It was breathtaking and beautiful, as sunsets always are, and we were content to regard it's awesomeness in reverent silence. 



When the sun had made it's plunge (or, when the sun stayed exactly in the same place it's always been and we danced around it) Chris and I loitered in the square for some time, watching the Key West locals do their infamous street shows: juggling fire, eating fire, and extricating themselves from a tangled mess of locked chains and a strait jacket by writhing like epileptics and loudly (and purposefully) dislocating shoulders. I vaguely remember  the details of these freak shows when I was younger, but I clearly remember feeling terrified by them. Now I know why. Once the darkness of night made the shows harder to witness we meandered back to Duval Street and sloooooowly made our way home to our rented room.

We took a slight detour from the main street and found ourselves in front of Captain Tony's Saloon. It was practically empty but there was live music, a long, oval bar in the center of the dim saloon, and a tree growing right through the roof, inviting us in without fear of pretense - we knew exactly what we were getting. There were dollar bills and business cards saturated with scribbles stapled to every available inch of the establishment, along with discarded bras from seemingly large chested, and possibly fat, intoxicated women of time's past; no Victoria's Secret leopard print hanging there. We each had a beverage, or two, and then continued on our leisure stroll home. 

We later discovered that Captain Tony's Saloon used to be called Sloppy Joe's and that it was one of Hemingway's most frequented haunts when he lived in Key West during the 1930s. The saloon claims that many of the bar's regulars during Hemingway's time as a patron would later become characters in his books.

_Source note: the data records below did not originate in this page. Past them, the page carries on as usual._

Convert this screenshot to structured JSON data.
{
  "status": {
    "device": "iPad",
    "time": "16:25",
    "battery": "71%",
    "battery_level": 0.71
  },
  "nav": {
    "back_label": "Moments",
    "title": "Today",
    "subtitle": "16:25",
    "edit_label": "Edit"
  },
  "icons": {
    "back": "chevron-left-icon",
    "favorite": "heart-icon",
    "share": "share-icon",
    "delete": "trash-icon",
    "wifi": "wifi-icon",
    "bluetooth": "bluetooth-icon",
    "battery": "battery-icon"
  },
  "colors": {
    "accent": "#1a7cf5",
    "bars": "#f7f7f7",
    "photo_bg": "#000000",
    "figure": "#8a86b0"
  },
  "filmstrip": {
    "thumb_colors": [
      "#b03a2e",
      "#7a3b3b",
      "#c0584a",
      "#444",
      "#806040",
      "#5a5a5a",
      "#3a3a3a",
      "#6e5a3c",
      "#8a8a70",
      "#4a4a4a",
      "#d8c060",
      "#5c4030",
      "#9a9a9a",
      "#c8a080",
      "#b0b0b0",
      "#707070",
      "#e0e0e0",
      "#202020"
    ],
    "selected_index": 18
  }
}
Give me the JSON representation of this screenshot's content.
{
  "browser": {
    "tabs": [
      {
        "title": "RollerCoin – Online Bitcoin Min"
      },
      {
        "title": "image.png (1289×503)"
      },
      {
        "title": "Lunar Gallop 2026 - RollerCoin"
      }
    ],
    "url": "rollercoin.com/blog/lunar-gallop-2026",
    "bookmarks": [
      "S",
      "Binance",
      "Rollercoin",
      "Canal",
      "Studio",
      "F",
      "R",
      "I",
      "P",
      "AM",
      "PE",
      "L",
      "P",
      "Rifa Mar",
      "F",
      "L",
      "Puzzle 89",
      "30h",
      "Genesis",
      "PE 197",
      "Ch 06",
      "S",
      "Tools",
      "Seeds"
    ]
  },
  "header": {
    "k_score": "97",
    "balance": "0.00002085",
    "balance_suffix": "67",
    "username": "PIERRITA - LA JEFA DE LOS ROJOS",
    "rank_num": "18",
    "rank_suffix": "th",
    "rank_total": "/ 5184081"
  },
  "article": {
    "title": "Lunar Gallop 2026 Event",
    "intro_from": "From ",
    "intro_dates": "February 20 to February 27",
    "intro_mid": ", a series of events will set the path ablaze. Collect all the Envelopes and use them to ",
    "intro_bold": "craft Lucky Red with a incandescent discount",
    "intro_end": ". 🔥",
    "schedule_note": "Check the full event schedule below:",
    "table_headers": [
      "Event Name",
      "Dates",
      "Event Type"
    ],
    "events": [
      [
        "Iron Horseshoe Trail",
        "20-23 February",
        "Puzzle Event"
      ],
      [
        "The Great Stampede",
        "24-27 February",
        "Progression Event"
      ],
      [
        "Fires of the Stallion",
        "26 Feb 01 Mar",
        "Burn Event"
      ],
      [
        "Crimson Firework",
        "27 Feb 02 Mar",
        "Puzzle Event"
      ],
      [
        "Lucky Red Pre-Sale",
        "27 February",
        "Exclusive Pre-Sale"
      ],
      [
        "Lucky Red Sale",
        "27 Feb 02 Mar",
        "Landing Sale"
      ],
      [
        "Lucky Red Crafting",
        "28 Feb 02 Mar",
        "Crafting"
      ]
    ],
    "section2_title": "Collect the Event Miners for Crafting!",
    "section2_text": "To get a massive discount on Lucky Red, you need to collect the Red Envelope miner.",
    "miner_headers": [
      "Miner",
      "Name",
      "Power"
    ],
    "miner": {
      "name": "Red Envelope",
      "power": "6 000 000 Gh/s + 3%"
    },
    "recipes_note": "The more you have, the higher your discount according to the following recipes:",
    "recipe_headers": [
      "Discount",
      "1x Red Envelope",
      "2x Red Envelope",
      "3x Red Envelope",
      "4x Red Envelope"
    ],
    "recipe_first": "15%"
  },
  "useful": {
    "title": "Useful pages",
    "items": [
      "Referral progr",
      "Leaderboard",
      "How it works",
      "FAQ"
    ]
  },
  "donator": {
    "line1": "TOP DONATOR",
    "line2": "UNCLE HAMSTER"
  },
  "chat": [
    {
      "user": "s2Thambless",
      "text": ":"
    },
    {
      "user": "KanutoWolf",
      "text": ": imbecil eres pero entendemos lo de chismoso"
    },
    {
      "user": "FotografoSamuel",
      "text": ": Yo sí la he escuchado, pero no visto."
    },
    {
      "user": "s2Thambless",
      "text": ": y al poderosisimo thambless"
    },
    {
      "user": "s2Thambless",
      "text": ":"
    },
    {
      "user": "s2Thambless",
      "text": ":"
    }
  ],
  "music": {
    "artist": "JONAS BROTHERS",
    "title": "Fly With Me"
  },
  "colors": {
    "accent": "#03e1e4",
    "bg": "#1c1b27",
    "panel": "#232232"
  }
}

In fact, he loved Sloppy Joe's (aka Captain Tony's Saloon) so much that when the owner decided to move it to another location with cheaper rent down the street, Hemingway paid to have the men's urinal taken from the bar's bathroom and resurrected into his own home, where his wife tried to camouflage it as a decorative fountain.


Now knowing the history of the old bar makes me eager to go back and sit awhile longer, in an attempt to channel Hemingway's energy (which shouldn't be too hard - just a few scotch and sodas aught to do it).

Before making it back to our room we stopped at Vino's on Duval, whose cozy front porch, slightly elevated above busy Duval Street, looked perfect for people watching with a glass of red wine. Half an hour later we were back on the road, this time searching for dinner. We walked straight past our turn off and finally settled into Banana Cafe for French food and more wine. We sat by a huge, open window where we continued enjoying each other's company, along with the sights and sounds of Saturday night in Key West. Full bellies later we floated home and into sleep.











4 comments:

Anonymous said...

Oh the simple things... Key West seemed to be a time machine to those Hemingway times where the options were few but not inferior nor to be discounted. Good times indeed.

Can't wait for part II.

C

Anonymous said...

Very interesting, as always. You got the inability to wait in line for your turn among the tourists from me. That is why I never have good photos from tourist traps.
Pop

Ana Lucia said...

Sounds like you had fun, good! you both deserved it.
As I read it many memories came back with a good dose of nostalgia.
Thanks for sharing

Krista said...

I love the foodie in you two! What a fun, relaxing and romantic trip.